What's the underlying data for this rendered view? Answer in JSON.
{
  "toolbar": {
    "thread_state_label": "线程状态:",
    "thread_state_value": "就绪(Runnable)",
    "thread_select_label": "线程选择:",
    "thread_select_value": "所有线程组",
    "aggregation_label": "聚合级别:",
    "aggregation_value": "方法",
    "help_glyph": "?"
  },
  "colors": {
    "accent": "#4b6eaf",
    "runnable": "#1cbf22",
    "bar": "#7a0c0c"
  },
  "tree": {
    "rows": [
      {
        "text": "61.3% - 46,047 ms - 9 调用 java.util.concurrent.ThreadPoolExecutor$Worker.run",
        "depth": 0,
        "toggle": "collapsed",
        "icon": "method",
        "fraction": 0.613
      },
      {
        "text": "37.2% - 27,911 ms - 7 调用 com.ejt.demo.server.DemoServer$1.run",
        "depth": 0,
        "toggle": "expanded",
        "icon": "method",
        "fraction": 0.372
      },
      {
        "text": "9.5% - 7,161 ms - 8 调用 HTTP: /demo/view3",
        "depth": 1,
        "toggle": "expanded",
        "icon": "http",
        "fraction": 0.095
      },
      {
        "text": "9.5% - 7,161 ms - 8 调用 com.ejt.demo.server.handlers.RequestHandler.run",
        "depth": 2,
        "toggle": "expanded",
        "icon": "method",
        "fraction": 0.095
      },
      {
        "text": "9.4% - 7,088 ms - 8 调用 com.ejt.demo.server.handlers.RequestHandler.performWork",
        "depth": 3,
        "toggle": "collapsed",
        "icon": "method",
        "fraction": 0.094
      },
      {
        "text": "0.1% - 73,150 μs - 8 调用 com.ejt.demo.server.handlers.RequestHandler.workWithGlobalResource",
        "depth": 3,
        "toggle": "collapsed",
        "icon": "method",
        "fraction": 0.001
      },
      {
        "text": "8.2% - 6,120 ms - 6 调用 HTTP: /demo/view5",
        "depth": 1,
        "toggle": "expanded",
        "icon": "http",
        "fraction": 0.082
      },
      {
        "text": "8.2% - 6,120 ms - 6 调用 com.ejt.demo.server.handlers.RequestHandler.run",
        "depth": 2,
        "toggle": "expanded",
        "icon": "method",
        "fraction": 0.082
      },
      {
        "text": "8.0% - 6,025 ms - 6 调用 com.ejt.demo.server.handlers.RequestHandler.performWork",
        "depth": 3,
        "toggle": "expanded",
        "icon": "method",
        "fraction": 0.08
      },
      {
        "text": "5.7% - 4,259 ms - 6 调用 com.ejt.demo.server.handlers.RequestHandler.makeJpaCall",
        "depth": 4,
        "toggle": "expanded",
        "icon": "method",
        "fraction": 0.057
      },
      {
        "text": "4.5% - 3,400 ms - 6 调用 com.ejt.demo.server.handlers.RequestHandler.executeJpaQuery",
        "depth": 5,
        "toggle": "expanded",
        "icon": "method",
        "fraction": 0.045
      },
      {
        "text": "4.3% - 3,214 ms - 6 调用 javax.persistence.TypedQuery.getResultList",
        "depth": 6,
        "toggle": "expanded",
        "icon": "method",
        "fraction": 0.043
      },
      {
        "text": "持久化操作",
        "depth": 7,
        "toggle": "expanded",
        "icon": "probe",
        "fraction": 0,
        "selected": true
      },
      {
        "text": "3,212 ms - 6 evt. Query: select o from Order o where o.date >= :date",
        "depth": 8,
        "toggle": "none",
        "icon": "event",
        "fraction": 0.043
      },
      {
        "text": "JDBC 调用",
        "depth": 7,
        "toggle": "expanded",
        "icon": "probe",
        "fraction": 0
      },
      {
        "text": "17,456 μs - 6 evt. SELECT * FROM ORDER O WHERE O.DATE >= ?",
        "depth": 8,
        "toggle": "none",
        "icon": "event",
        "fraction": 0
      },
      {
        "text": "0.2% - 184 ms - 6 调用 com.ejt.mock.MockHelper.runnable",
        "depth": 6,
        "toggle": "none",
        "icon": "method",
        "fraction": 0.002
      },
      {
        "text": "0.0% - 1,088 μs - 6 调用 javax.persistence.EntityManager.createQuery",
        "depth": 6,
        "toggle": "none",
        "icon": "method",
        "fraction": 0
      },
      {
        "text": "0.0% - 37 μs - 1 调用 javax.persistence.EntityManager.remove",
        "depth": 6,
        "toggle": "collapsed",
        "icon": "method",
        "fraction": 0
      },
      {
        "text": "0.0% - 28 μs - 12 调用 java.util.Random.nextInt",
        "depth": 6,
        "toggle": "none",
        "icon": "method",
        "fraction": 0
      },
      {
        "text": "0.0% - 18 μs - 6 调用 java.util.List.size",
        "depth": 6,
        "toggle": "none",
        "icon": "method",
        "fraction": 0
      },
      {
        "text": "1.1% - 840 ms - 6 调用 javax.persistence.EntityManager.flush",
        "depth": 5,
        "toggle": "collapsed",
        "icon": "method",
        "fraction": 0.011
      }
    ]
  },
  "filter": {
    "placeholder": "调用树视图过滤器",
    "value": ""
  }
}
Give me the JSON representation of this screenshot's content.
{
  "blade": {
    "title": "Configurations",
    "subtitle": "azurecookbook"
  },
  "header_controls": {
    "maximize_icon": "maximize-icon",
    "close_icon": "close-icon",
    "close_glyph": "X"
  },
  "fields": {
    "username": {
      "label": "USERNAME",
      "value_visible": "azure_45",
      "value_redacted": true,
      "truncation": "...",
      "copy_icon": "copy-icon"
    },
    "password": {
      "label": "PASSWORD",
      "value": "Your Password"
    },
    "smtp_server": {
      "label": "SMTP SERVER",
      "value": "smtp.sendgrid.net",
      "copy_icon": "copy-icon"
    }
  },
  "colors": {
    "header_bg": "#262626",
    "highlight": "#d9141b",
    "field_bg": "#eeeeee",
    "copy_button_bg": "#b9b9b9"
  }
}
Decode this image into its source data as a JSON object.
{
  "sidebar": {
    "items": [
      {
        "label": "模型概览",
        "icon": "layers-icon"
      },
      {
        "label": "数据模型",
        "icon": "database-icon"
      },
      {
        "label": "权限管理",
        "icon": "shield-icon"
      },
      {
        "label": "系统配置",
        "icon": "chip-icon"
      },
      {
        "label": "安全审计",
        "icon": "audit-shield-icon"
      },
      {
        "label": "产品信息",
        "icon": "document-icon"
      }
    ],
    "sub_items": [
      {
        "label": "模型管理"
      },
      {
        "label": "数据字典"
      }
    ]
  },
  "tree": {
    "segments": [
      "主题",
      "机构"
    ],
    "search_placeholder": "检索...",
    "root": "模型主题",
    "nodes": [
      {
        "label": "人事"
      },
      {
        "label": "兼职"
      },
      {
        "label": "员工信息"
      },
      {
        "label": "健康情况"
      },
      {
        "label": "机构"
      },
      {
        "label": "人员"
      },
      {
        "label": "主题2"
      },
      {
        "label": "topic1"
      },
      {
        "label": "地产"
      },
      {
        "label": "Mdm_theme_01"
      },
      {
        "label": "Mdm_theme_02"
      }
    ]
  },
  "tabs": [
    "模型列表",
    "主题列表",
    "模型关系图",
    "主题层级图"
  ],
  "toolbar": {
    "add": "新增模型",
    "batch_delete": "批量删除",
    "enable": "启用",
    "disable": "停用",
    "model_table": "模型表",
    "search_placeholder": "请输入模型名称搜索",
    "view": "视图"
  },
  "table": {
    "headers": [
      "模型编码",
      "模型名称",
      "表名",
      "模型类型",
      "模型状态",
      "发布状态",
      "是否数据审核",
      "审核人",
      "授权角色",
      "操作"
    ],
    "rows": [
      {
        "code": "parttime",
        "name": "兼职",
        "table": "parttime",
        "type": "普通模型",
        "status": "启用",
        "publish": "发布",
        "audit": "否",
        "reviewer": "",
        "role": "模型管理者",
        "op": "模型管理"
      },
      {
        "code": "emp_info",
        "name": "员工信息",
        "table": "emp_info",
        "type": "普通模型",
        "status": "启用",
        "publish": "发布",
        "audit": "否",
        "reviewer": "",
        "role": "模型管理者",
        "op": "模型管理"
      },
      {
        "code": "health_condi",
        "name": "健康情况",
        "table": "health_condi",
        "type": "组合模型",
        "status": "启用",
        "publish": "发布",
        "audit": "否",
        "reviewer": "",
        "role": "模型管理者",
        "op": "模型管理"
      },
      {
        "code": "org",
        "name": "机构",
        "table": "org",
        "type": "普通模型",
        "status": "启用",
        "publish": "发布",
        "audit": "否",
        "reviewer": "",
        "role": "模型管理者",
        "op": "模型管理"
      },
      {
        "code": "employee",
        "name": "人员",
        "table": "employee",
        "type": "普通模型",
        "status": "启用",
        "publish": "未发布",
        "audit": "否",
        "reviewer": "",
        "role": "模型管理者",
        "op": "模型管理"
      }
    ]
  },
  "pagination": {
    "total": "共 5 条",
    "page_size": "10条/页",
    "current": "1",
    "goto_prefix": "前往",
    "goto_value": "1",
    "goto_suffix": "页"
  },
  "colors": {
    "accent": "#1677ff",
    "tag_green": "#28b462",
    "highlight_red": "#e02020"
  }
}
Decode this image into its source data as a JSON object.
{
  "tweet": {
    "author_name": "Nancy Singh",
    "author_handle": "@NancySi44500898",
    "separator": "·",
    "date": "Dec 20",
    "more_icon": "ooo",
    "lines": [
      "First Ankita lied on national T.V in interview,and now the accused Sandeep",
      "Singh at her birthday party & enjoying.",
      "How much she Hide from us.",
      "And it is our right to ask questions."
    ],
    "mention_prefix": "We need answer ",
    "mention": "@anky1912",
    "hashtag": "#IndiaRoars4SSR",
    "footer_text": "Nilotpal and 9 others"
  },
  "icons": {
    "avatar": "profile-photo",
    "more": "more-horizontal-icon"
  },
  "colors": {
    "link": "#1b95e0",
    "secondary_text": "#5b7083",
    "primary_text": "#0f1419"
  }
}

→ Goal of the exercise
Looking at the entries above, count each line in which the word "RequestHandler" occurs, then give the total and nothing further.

→ Output below
7